For this exercise, restate every line below word for word and drop the images.

GIVEN DATA =
_ _ _

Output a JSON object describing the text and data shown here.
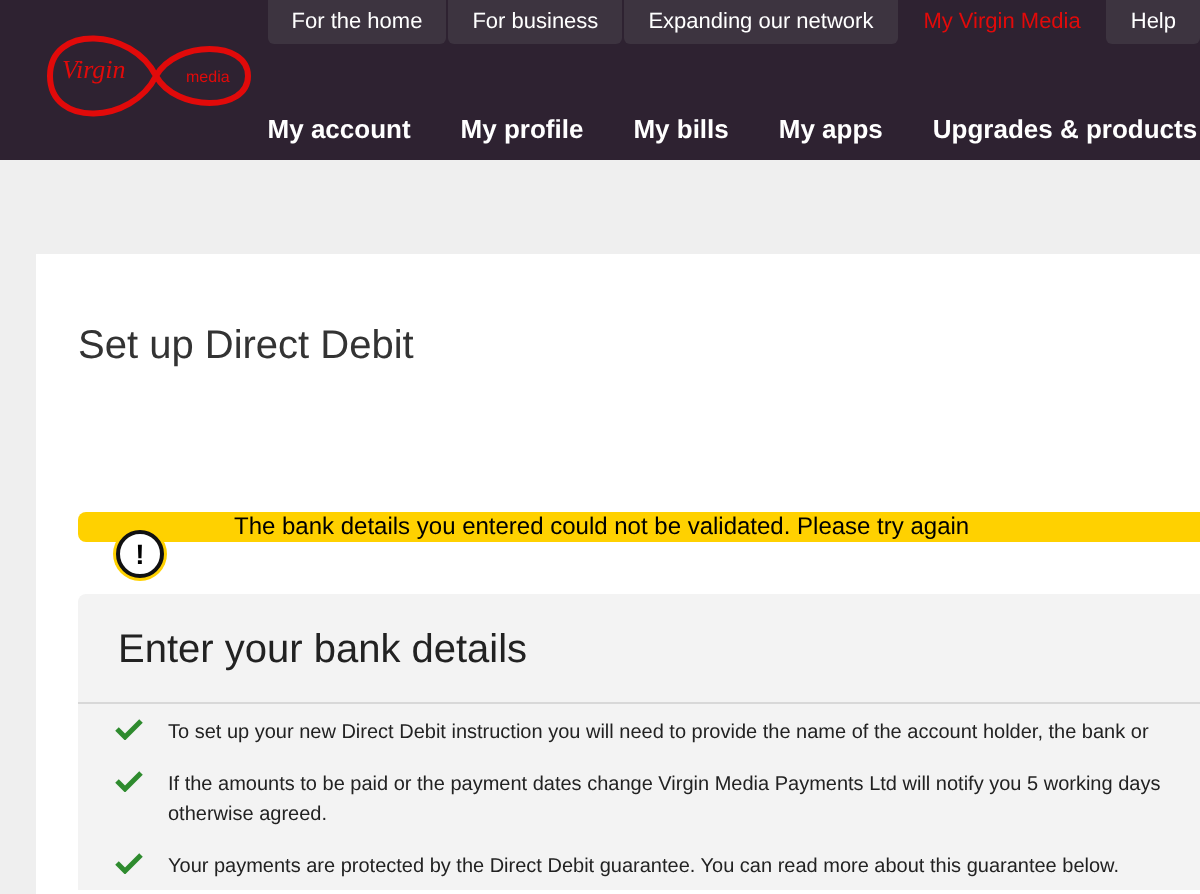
{
  "logo": {
    "word": "Virgin",
    "sub": "media"
  },
  "top_tabs": [
    {
      "label": "For the home",
      "selected": false
    },
    {
      "label": "For business",
      "selected": false
    },
    {
      "label": "Expanding our network",
      "selected": false
    },
    {
      "label": "My Virgin Media",
      "selected": true
    },
    {
      "label": "Help",
      "selected": false
    }
  ],
  "main_nav": [
    "My account",
    "My profile",
    "My bills",
    "My apps",
    "Upgrades & products"
  ],
  "page_title": "Set up Direct Debit",
  "alert": {
    "icon": "!",
    "message": "The bank details you entered could not be validated. Please try again"
  },
  "panel": {
    "title": "Enter your bank details",
    "items": [
      "To set up your new Direct Debit instruction you will need to provide the name of the account holder, the bank or",
      "If the amounts to be paid or the payment dates change Virgin Media Payments Ltd will notify you 5 working days\notherwise agreed.",
      "Your payments are protected by the Direct Debit guarantee. You can read more about this guarantee below."
    ]
  }
}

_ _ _

EXERCISE SOLUTION =
Output a JSON object describing the text and data shown here.
{
  "logo": {
    "word": "Virgin",
    "sub": "media"
  },
  "top_tabs": [
    {
      "label": "For the home",
      "selected": false
    },
    {
      "label": "For business",
      "selected": false
    },
    {
      "label": "Expanding our network",
      "selected": false
    },
    {
      "label": "My Virgin Media",
      "selected": true
    },
    {
      "label": "Help",
      "selected": false
    }
  ],
  "main_nav": [
    "My account",
    "My profile",
    "My bills",
    "My apps",
    "Upgrades & products"
  ],
  "page_title": "Set up Direct Debit",
  "alert": {
    "icon": "!",
    "message": "The bank details you entered could not be validated. Please try again"
  },
  "panel": {
    "title": "Enter your bank details",
    "items": [
      "To set up your new Direct Debit instruction you will need to provide the name of the account holder, the bank or",
      "If the amounts to be paid or the payment dates change Virgin Media Payments Ltd will notify you 5 working days\notherwise agreed.",
      "Your payments are protected by the Direct Debit guarantee. You can read more about this guarantee below."
    ]
  }
}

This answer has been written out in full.